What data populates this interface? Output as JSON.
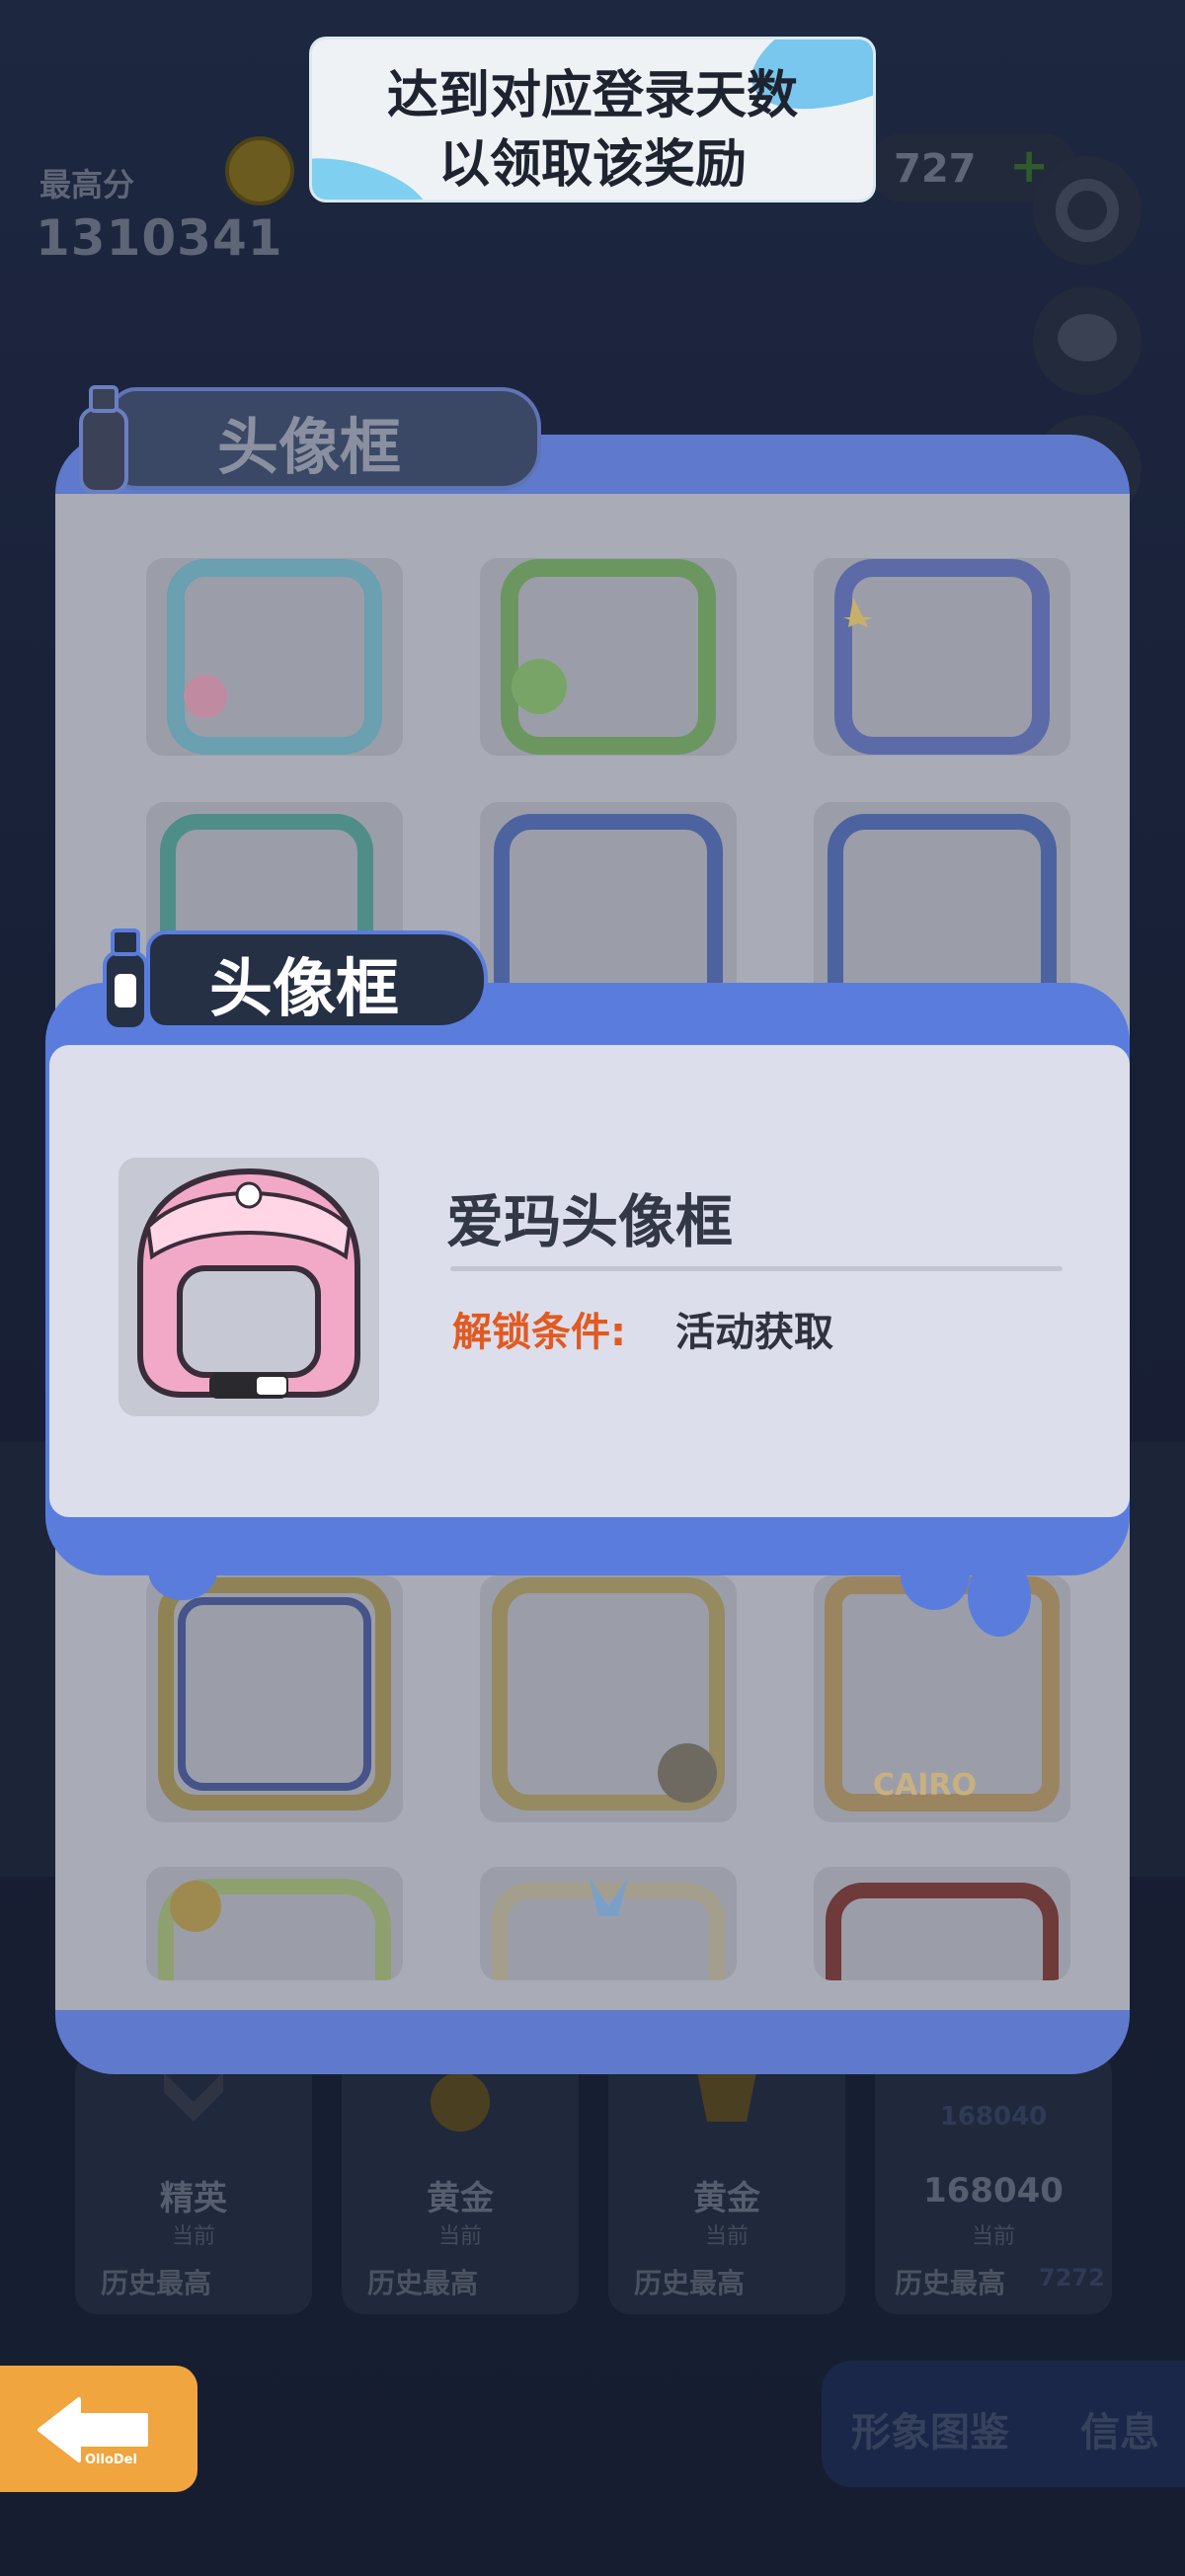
{
  "tooltip": {
    "line1": "达到对应登录天数",
    "line2": "以领取该奖励"
  },
  "background": {
    "high_score_label": "最高分",
    "high_score_value": "1310341",
    "currency_value": "727",
    "currency_plus": "+",
    "ranks": [
      {
        "name": "精英",
        "sub": "当前",
        "history": "历史最高"
      },
      {
        "name": "黄金",
        "sub": "当前",
        "history": "历史最高"
      },
      {
        "name": "黄金",
        "sub": "当前",
        "history": "历史最高"
      },
      {
        "name": "168040",
        "sub": "当前",
        "history": "历史最高",
        "badge": "168040",
        "history_value": "7272"
      }
    ],
    "tabs": [
      "形象图鉴",
      "信息"
    ]
  },
  "back_panel": {
    "title": "头像框"
  },
  "modal": {
    "title": "头像框",
    "item_name": "爱玛头像框",
    "condition_label": "解锁条件:",
    "condition_value": "活动获取"
  },
  "back_button": {
    "brand": "OlloDel"
  },
  "colors": {
    "accent_blue": "#5a7ddd",
    "condition_orange": "#e25a22",
    "back_button": "#f0a53e"
  }
}
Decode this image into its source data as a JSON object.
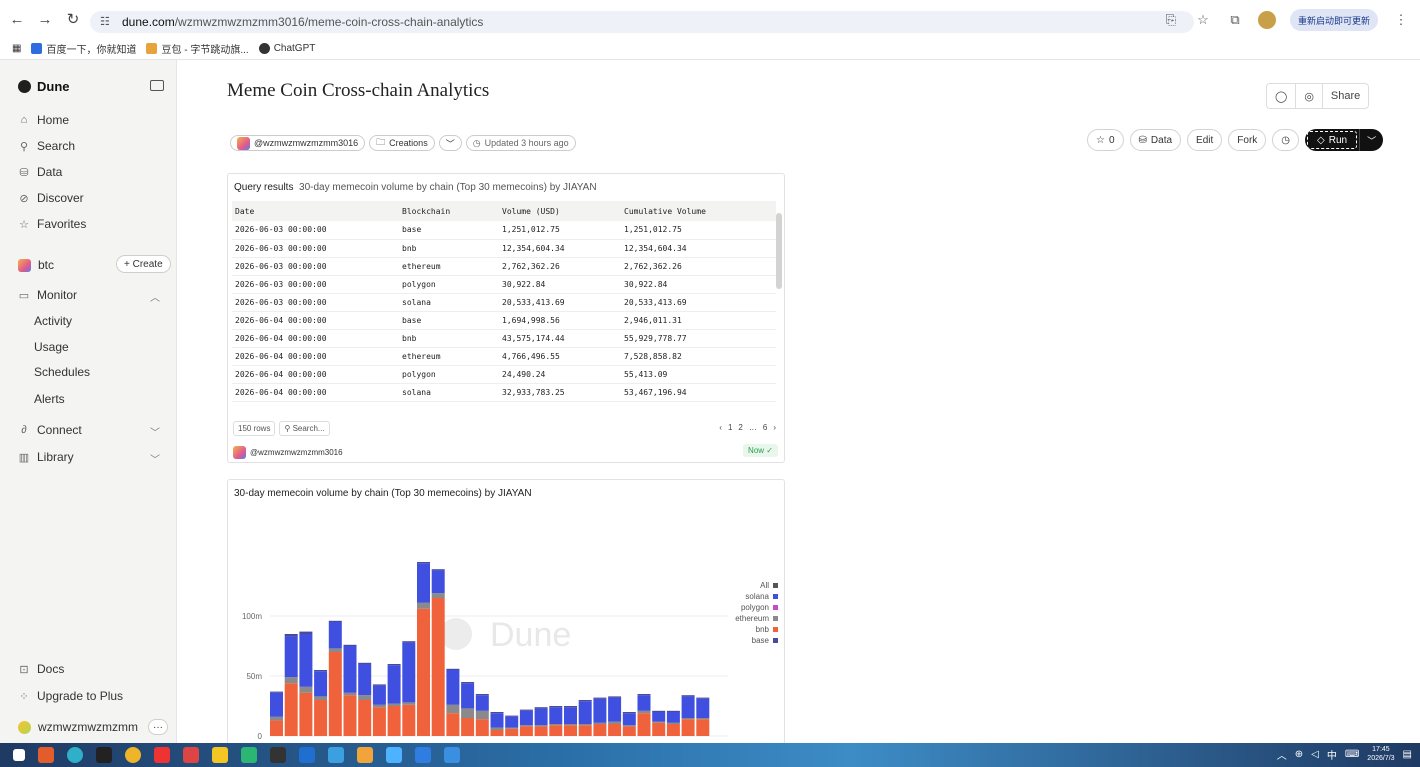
{
  "browser": {
    "url_host": "dune.com",
    "url_path": "/wzmwzmwzmzmm3016/meme-coin-cross-chain-analytics",
    "update_label": "重新启动即可更新",
    "bookmarks": [
      "百度一下，你就知道",
      "豆包 - 字节跳动旗...",
      "ChatGPT"
    ]
  },
  "sidebar": {
    "brand": "Dune",
    "nav": [
      {
        "label": "Home",
        "icon": "home-icon",
        "glyph": "⌂"
      },
      {
        "label": "Search",
        "icon": "search-icon",
        "glyph": "⚲"
      },
      {
        "label": "Data",
        "icon": "database-icon",
        "glyph": "⛁"
      },
      {
        "label": "Discover",
        "icon": "compass-icon",
        "glyph": "⊘"
      },
      {
        "label": "Favorites",
        "icon": "star-icon",
        "glyph": "☆"
      }
    ],
    "team": "btc",
    "create_label": "+ Create",
    "monitor": "Monitor",
    "monitor_items": [
      "Activity",
      "Usage",
      "Schedules",
      "Alerts"
    ],
    "connect": "Connect",
    "library": "Library",
    "docs": "Docs",
    "upgrade": "Upgrade to Plus",
    "user": "wzmwzmwzmzmm"
  },
  "header": {
    "title": "Meme Coin Cross-chain Analytics",
    "share_label": "Share",
    "author": "@wzmwzmwzmzmm3016",
    "collection": "Creations",
    "updated": "Updated 3 hours ago",
    "stars": "0",
    "data_label": "Data",
    "edit_label": "Edit",
    "fork_label": "Fork",
    "run_label": "Run"
  },
  "results": {
    "title": "Query results",
    "subtitle": "30-day memecoin volume by chain (Top 30 memecoins) by JIAYAN",
    "columns": [
      "Date",
      "Blockchain",
      "Volume (USD)",
      "Cumulative Volume"
    ],
    "rows": [
      [
        "2026-06-03 00:00:00",
        "base",
        "1,251,012.75",
        "1,251,012.75"
      ],
      [
        "2026-06-03 00:00:00",
        "bnb",
        "12,354,604.34",
        "12,354,604.34"
      ],
      [
        "2026-06-03 00:00:00",
        "ethereum",
        "2,762,362.26",
        "2,762,362.26"
      ],
      [
        "2026-06-03 00:00:00",
        "polygon",
        "30,922.84",
        "30,922.84"
      ],
      [
        "2026-06-03 00:00:00",
        "solana",
        "20,533,413.69",
        "20,533,413.69"
      ],
      [
        "2026-06-04 00:00:00",
        "base",
        "1,694,998.56",
        "2,946,011.31"
      ],
      [
        "2026-06-04 00:00:00",
        "bnb",
        "43,575,174.44",
        "55,929,778.77"
      ],
      [
        "2026-06-04 00:00:00",
        "ethereum",
        "4,766,496.55",
        "7,528,858.82"
      ],
      [
        "2026-06-04 00:00:00",
        "polygon",
        "24,490.24",
        "55,413.09"
      ],
      [
        "2026-06-04 00:00:00",
        "solana",
        "32,933,783.25",
        "53,467,196.94"
      ]
    ],
    "row_count": "150 rows",
    "search_placeholder": "Search...",
    "pager": [
      "‹",
      "1",
      "2",
      "…",
      "6",
      "›"
    ],
    "author": "@wzmwzmwzmzmm3016",
    "status": "Now"
  },
  "chart_data": {
    "type": "bar",
    "title": "30-day memecoin volume by chain (Top 30 memecoins) by JIAYAN",
    "y_ticks": [
      "0",
      "50m",
      "100m"
    ],
    "ylim": [
      0,
      150
    ],
    "watermark": "Dune",
    "legend_position": "right",
    "legend": [
      {
        "name": "All",
        "color": "#555555"
      },
      {
        "name": "solana",
        "color": "#3f4fe0"
      },
      {
        "name": "polygon",
        "color": "#c54bc8"
      },
      {
        "name": "ethereum",
        "color": "#8a8a8a"
      },
      {
        "name": "bnb",
        "color": "#f0623c"
      },
      {
        "name": "base",
        "color": "#4a4a9a"
      }
    ],
    "series": [
      {
        "name": "bnb",
        "color": "#f0623c",
        "values": [
          13,
          44,
          36,
          30,
          70,
          34,
          30,
          24,
          25,
          26,
          106,
          115,
          19,
          15,
          14,
          5,
          6,
          8,
          8,
          9,
          9,
          9,
          10,
          10,
          8,
          19,
          11,
          10,
          14,
          14
        ]
      },
      {
        "name": "ethereum",
        "color": "#8a8a8a",
        "values": [
          3,
          5,
          5,
          3,
          3,
          2,
          4,
          2,
          2,
          2,
          5,
          4,
          7,
          8,
          7,
          2,
          1,
          1,
          1,
          1,
          1,
          1,
          1,
          2,
          1,
          2,
          1,
          1,
          1,
          1
        ]
      },
      {
        "name": "solana",
        "color": "#3f4fe0",
        "values": [
          20,
          34,
          44,
          21,
          22,
          39,
          26,
          16,
          32,
          50,
          33,
          19,
          29,
          21,
          13,
          12,
          9,
          12,
          14,
          14,
          14,
          19,
          20,
          20,
          10,
          13,
          8,
          9,
          18,
          16
        ]
      },
      {
        "name": "base",
        "color": "#4a4a9a",
        "values": [
          1,
          2,
          2,
          1,
          1,
          1,
          1,
          1,
          1,
          1,
          1,
          1,
          1,
          1,
          1,
          1,
          1,
          1,
          1,
          1,
          1,
          1,
          1,
          1,
          1,
          1,
          1,
          1,
          1,
          1
        ]
      }
    ]
  },
  "taskbar": {
    "time": "17:45",
    "date": "2026/7/3",
    "ime": "中"
  }
}
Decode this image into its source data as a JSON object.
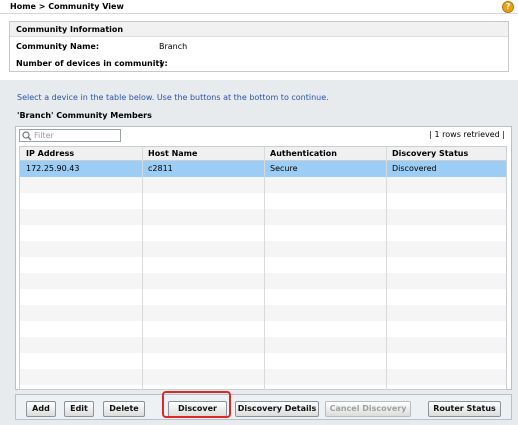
{
  "header": {
    "breadcrumb": "Home > Community View",
    "help_icon": "?"
  },
  "community_info": {
    "title": "Community Information",
    "name_label": "Community Name:",
    "name_value": "Branch",
    "devices_label": "Number of devices in community:",
    "devices_value": "1"
  },
  "instruction": "Select a device in the table below.  Use the buttons at the bottom to continue.",
  "members": {
    "title": "'Branch' Community Members",
    "filter_placeholder": "Filter",
    "retrieved": "| 1 rows retrieved |",
    "columns": [
      "IP Address",
      "Host Name",
      "Authentication",
      "Discovery Status"
    ],
    "rows": [
      {
        "ip": "172.25.90.43",
        "host": "c2811",
        "auth": "Secure",
        "status": "Discovered"
      }
    ]
  },
  "buttons": {
    "add": "Add",
    "edit": "Edit",
    "delete": "Delete",
    "discover": "Discover",
    "discovery_details": "Discovery Details",
    "cancel_discovery": "Cancel Discovery",
    "router_status": "Router Status"
  },
  "colors": {
    "selected_row": "#9ccdf5",
    "instruction_text": "#2a54a7",
    "highlight_box": "#dd2a25"
  }
}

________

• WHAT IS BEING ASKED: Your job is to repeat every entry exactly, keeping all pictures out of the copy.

• EXERCISE ANSWER:
What data populates this interface? Output as JSON.
{
  "tooltip": {
    "line1": "达到对应登录天数",
    "line2": "以领取该奖励"
  },
  "background": {
    "high_score_label": "最高分",
    "high_score_value": "1310341",
    "currency_value": "727",
    "currency_plus": "+",
    "ranks": [
      {
        "name": "精英",
        "sub": "当前",
        "history": "历史最高"
      },
      {
        "name": "黄金",
        "sub": "当前",
        "history": "历史最高"
      },
      {
        "name": "黄金",
        "sub": "当前",
        "history": "历史最高"
      },
      {
        "name": "168040",
        "sub": "当前",
        "history": "历史最高",
        "badge": "168040",
        "history_value": "7272"
      }
    ],
    "tabs": [
      "形象图鉴",
      "信息"
    ]
  },
  "back_panel": {
    "title": "头像框"
  },
  "modal": {
    "title": "头像框",
    "item_name": "爱玛头像框",
    "condition_label": "解锁条件:",
    "condition_value": "活动获取"
  },
  "back_button": {
    "brand": "OlloDel"
  },
  "colors": {
    "accent_blue": "#5a7ddd",
    "condition_orange": "#e25a22",
    "back_button": "#f0a53e"
  }
}
Decode this image into its source data as a JSON object.
{
  "browser": {
    "url_host": "dune.com",
    "url_path": "/wzmwzmwzmzmm3016/meme-coin-cross-chain-analytics",
    "update_label": "重新启动即可更新",
    "bookmarks": [
      "百度一下，你就知道",
      "豆包 - 字节跳动旗...",
      "ChatGPT"
    ]
  },
  "sidebar": {
    "brand": "Dune",
    "nav": [
      {
        "label": "Home",
        "icon": "home-icon",
        "glyph": "⌂"
      },
      {
        "label": "Search",
        "icon": "search-icon",
        "glyph": "⚲"
      },
      {
        "label": "Data",
        "icon": "database-icon",
        "glyph": "⛁"
      },
      {
        "label": "Discover",
        "icon": "compass-icon",
        "glyph": "⊘"
      },
      {
        "label": "Favorites",
        "icon": "star-icon",
        "glyph": "☆"
      }
    ],
    "team": "btc",
    "create_label": "+ Create",
    "monitor": "Monitor",
    "monitor_items": [
      "Activity",
      "Usage",
      "Schedules",
      "Alerts"
    ],
    "connect": "Connect",
    "library": "Library",
    "docs": "Docs",
    "upgrade": "Upgrade to Plus",
    "user": "wzmwzmwzmzmm"
  },
  "header": {
    "title": "Meme Coin Cross-chain Analytics",
    "share_label": "Share",
    "author": "@wzmwzmwzmzmm3016",
    "collection": "Creations",
    "updated": "Updated 3 hours ago",
    "stars": "0",
    "data_label": "Data",
    "edit_label": "Edit",
    "fork_label": "Fork",
    "run_label": "Run"
  },
  "results": {
    "title": "Query results",
    "subtitle": "30-day memecoin volume by chain (Top 30 memecoins) by JIAYAN",
    "columns": [
      "Date",
      "Blockchain",
      "Volume (USD)",
      "Cumulative Volume"
    ],
    "rows": [
      [
        "2026-06-03 00:00:00",
        "base",
        "1,251,012.75",
        "1,251,012.75"
      ],
      [
        "2026-06-03 00:00:00",
        "bnb",
        "12,354,604.34",
        "12,354,604.34"
      ],
      [
        "2026-06-03 00:00:00",
        "ethereum",
        "2,762,362.26",
        "2,762,362.26"
      ],
      [
        "2026-06-03 00:00:00",
        "polygon",
        "30,922.84",
        "30,922.84"
      ],
      [
        "2026-06-03 00:00:00",
        "solana",
        "20,533,413.69",
        "20,533,413.69"
      ],
      [
        "2026-06-04 00:00:00",
        "base",
        "1,694,998.56",
        "2,946,011.31"
      ],
      [
        "2026-06-04 00:00:00",
        "bnb",
        "43,575,174.44",
        "55,929,778.77"
      ],
      [
        "2026-06-04 00:00:00",
        "ethereum",
        "4,766,496.55",
        "7,528,858.82"
      ],
      [
        "2026-06-04 00:00:00",
        "polygon",
        "24,490.24",
        "55,413.09"
      ],
      [
        "2026-06-04 00:00:00",
        "solana",
        "32,933,783.25",
        "53,467,196.94"
      ]
    ],
    "row_count": "150 rows",
    "search_placeholder": "Search...",
    "pager": [
      "‹",
      "1",
      "2",
      "…",
      "6",
      "›"
    ],
    "author": "@wzmwzmwzmzmm3016",
    "status": "Now"
  },
  "chart_data": {
    "type": "bar",
    "title": "30-day memecoin volume by chain (Top 30 memecoins) by JIAYAN",
    "y_ticks": [
      "0",
      "50m",
      "100m"
    ],
    "ylim": [
      0,
      150
    ],
    "watermark": "Dune",
    "legend_position": "right",
    "legend": [
      {
        "name": "All",
        "color": "#555555"
      },
      {
        "name": "solana",
        "color": "#3f4fe0"
      },
      {
        "name": "polygon",
        "color": "#c54bc8"
      },
      {
        "name": "ethereum",
        "color": "#8a8a8a"
      },
      {
        "name": "bnb",
        "color": "#f0623c"
      },
      {
        "name": "base",
        "color": "#4a4a9a"
      }
    ],
    "series": [
      {
        "name": "bnb",
        "color": "#f0623c",
        "values": [
          13,
          44,
          36,
          30,
          70,
          34,
          30,
          24,
          25,
          26,
          106,
          115,
          19,
          15,
          14,
          5,
          6,
          8,
          8,
          9,
          9,
          9,
          10,
          10,
          8,
          19,
          11,
          10,
          14,
          14
        ]
      },
      {
        "name": "ethereum",
        "color": "#8a8a8a",
        "values": [
          3,
          5,
          5,
          3,
          3,
          2,
          4,
          2,
          2,
          2,
          5,
          4,
          7,
          8,
          7,
          2,
          1,
          1,
          1,
          1,
          1,
          1,
          1,
          2,
          1,
          2,
          1,
          1,
          1,
          1
        ]
      },
      {
        "name": "solana",
        "color": "#3f4fe0",
        "values": [
          20,
          34,
          44,
          21,
          22,
          39,
          26,
          16,
          32,
          50,
          33,
          19,
          29,
          21,
          13,
          12,
          9,
          12,
          14,
          14,
          14,
          19,
          20,
          20,
          10,
          13,
          8,
          9,
          18,
          16
        ]
      },
      {
        "name": "base",
        "color": "#4a4a9a",
        "values": [
          1,
          2,
          2,
          1,
          1,
          1,
          1,
          1,
          1,
          1,
          1,
          1,
          1,
          1,
          1,
          1,
          1,
          1,
          1,
          1,
          1,
          1,
          1,
          1,
          1,
          1,
          1,
          1,
          1,
          1
        ]
      }
    ]
  },
  "taskbar": {
    "time": "17:45",
    "date": "2026/7/3",
    "ime": "中"
  }
}
Decode this image into its source data as a JSON object.
{
  "header": {
    "breadcrumb": "Home > Community View",
    "help_icon": "?"
  },
  "community_info": {
    "title": "Community Information",
    "name_label": "Community Name:",
    "name_value": "Branch",
    "devices_label": "Number of devices in community:",
    "devices_value": "1"
  },
  "instruction": "Select a device in the table below.  Use the buttons at the bottom to continue.",
  "members": {
    "title": "'Branch' Community Members",
    "filter_placeholder": "Filter",
    "retrieved": "| 1 rows retrieved |",
    "columns": [
      "IP Address",
      "Host Name",
      "Authentication",
      "Discovery Status"
    ],
    "rows": [
      {
        "ip": "172.25.90.43",
        "host": "c2811",
        "auth": "Secure",
        "status": "Discovered"
      }
    ]
  },
  "buttons": {
    "add": "Add",
    "edit": "Edit",
    "delete": "Delete",
    "discover": "Discover",
    "discovery_details": "Discovery Details",
    "cancel_discovery": "Cancel Discovery",
    "router_status": "Router Status"
  },
  "colors": {
    "selected_row": "#9ccdf5",
    "instruction_text": "#2a54a7",
    "highlight_box": "#dd2a25"
  }
}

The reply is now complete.